Exercise details: The answer should consist of each line from the data below that includes "MAGIX".

Data shown:
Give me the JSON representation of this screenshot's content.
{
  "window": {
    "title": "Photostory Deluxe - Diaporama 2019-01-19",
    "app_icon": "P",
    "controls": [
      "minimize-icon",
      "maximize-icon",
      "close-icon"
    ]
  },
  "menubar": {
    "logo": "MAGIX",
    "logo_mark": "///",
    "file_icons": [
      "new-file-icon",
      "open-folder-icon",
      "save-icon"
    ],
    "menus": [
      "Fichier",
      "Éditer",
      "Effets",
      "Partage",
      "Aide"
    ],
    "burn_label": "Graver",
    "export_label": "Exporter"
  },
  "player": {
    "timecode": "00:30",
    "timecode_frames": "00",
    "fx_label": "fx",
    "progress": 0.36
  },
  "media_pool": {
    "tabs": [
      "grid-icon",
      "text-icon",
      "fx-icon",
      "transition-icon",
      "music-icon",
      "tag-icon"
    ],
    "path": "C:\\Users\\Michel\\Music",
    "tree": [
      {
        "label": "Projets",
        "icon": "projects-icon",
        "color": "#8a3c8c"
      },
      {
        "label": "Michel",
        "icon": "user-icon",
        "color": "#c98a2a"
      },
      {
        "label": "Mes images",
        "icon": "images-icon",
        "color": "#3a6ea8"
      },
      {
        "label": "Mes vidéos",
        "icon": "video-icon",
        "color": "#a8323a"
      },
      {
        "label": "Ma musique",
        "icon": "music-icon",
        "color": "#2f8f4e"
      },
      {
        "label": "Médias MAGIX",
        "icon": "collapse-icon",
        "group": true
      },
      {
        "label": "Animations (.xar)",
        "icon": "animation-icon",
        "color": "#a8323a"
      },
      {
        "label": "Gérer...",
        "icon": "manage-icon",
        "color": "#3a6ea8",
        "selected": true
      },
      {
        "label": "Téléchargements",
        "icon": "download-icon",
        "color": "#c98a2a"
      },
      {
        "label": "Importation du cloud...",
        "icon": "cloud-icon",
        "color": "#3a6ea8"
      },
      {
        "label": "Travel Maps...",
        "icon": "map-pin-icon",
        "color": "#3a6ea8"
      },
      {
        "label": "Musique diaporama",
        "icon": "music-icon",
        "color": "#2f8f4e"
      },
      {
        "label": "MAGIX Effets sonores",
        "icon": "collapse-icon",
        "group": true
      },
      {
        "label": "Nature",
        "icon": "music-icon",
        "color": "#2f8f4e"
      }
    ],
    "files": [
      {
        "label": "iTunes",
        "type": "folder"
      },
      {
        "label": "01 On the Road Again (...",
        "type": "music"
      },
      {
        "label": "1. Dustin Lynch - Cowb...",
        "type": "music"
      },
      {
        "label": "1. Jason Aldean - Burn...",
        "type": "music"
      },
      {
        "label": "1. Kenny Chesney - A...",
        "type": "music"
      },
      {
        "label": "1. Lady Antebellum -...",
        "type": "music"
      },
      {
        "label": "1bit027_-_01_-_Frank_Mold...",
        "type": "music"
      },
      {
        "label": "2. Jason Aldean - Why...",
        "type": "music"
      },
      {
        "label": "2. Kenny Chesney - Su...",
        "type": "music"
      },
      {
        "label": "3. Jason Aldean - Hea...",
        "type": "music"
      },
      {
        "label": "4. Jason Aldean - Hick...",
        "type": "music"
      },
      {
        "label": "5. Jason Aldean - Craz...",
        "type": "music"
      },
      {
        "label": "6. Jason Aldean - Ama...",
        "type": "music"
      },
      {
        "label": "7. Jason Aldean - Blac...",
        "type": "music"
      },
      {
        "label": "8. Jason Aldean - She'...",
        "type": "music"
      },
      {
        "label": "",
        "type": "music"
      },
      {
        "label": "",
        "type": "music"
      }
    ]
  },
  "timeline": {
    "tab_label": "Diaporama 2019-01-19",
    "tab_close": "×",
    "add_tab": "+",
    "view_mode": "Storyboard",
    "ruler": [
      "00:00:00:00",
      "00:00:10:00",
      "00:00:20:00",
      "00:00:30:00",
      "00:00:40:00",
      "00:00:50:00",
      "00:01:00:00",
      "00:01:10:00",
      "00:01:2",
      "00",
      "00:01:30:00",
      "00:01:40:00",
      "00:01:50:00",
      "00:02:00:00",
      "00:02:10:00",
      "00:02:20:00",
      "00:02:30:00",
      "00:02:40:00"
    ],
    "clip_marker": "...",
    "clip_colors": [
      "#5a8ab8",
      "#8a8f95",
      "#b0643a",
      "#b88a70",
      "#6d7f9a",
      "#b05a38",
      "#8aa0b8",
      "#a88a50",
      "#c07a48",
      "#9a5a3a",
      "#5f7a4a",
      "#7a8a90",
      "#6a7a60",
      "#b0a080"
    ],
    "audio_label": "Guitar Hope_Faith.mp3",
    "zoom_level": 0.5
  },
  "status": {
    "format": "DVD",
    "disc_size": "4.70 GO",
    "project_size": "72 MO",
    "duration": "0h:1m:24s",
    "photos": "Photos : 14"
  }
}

Answer to the problem:
    "logo": "MAGIX",
        "label": "Médias MAGIX",
        "label": "MAGIX Effets sonores",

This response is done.